The problem with classifying a document as historically reliable, or historically unreliable, is that it gives us no real idea of the specifics. Many people will presume a reliable document is error-free, while thinking an unreliable document can hardly be trusted even on the simplest, non-controversial claims. Giving room for exceptions does not reduce the problem much, either. If by historically reliable we mean a text is mostly historical, is it close to 90%, or closer to 75%? Exactly what claims are covered under these figures? Because of these difficulties, I hesitate to make a strong conclusion about the overall picture of the Bible’s historicity.
Nonetheless, I believe we can at least say that the Bible is not completely accurate in its historical claims. Herod probably did not slaughter all the infants of Bethlehem. The exodus, as portrayed in scripture, seems unlikely to have occurred. Jericho’s walls never came tumbling down from the blast of horns and the noise of shouting. Although all of these stories have some imaginable symbolic themes to them, they are presented in the Bible as part of a larger narrative, and it is quite arguable that they were understood as a kind of history in their time. Yet the evidence shows that even when we are talking about historical claims of little to no significance to the Judeo-Christian message, such as the regimes of some first century revolutionaries, or the use of domesticated camels, the Biblical authors certainly made mistakes. This should, at the very least, cause us to think twice about the reliability of the Bible’s more grandiose supernatural claims. Though we cannot judge the historicity of these unverifiable portions, the ones that we can judge do not show uniform accuracy. History testifies against the inerrancy of the Bible.
1. Manfred Korfmann, “Was There a Trojan War?” Archaeology 57.3 (May/June 2004), 36-38.
2. Gilbert J. Garraghan, A Guide to Historical Method (1947, Fordham University Press), p. 305.
3. C.S. Lewis, Miracles (1947, Harper Collins), p. 5.
4. Gary Habermas, In Defense of Miracles (1997, InterVarsity Press), p. 72.
5. J. Stephen Lang, What the Good Book Didn’t Say, p. 104.; Kirk Cameron and Ray Comfort, The School of Biblical Evangelism: 101 Lessons, p. 361.
6. M.G. Kyle, “Recent Testimony of Archaeology to the Scripture,” The Fundamentals.
7. E.A. Wallis Budge, History of Egypt, Vol. 6, p. 34 & Vol. 4, p. 136.
8. Archaeologists are digging up Bible stories!!!, Bible.ca.
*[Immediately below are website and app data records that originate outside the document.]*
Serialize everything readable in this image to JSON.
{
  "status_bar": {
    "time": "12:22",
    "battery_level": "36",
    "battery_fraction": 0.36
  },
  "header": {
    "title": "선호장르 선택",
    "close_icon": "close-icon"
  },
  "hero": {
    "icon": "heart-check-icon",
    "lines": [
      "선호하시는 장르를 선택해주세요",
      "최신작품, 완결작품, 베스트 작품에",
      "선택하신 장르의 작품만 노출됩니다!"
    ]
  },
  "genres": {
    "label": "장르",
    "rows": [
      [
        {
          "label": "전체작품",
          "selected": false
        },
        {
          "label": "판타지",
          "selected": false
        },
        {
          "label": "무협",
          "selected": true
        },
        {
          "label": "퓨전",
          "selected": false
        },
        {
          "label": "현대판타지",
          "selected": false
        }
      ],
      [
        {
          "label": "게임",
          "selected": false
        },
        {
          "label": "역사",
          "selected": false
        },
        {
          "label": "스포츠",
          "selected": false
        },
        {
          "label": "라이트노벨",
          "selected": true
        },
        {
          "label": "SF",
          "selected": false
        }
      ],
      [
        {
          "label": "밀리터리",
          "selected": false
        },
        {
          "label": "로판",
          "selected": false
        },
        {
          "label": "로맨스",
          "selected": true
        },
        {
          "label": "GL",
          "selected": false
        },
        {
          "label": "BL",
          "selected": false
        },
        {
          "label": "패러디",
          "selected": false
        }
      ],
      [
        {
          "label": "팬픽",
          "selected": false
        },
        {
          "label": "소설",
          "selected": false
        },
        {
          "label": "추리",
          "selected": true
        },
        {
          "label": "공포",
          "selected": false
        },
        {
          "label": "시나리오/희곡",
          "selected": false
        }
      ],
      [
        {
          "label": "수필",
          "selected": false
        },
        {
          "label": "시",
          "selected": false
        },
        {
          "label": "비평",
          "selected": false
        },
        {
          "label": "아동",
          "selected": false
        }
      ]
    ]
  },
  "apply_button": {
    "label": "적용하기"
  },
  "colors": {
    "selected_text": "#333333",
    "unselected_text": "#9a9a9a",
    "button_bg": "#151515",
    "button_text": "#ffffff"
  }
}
9. P.L. Maier, “Herod and the Infants of Bethlehem.” Chronos, Kairos, Christos II. p.170.
10. Emil Schurer, The History of the Jewish People in the Age of Jesus Christ (1974), Vol. I., p. 401.
11. Lee Strobel, The Case for Christ (1998, Zondervan), p. 101.
12. Richard Carrier, “Pseudohistory in Jerry Vardaman’s Magic Coins”, The Skeptical Inquirer (2002).
13. Chronology of Acts and the Epistles, Blue Letter Bible.
14. Werner Keller, The Bible as History.
15. Bruins and Plicht, “Tell Es-Sultan (Jericho): Radiocarbon Results of Short-Lived Cereal and Multiyear Charcoal Samples From the End of the Middle Bronze
Age,” Radiocarbon, 37:2, 1995.; Kathleen Kenyon, “Jericho,” in Ephraim Stern (ed.), The New Encyclopedia of Archaeological Excavations in the Holy
Land, p. 674-681.
16. Carl Watzinger, quoted in Miriam Davis, Dame Kathleen Kenyon: Digging up the Holy Land, p. 101.
17. Israel Finkelstein and Neil Asher Silberman, The Bible Unearthed (2001, Touchstone), p. 37.
18. Elizabeth Ann Danto, Historical Research (2008, Oxford University Press), p. 95.
19. Patricia J. Williams, Our Dangerous Devotion to Eyewitness Testimony, The Nation (Feb. 6, 2012).
20. Louis Gottschalk, Understanding History (1950, Alfred A. Knopf), p. 139.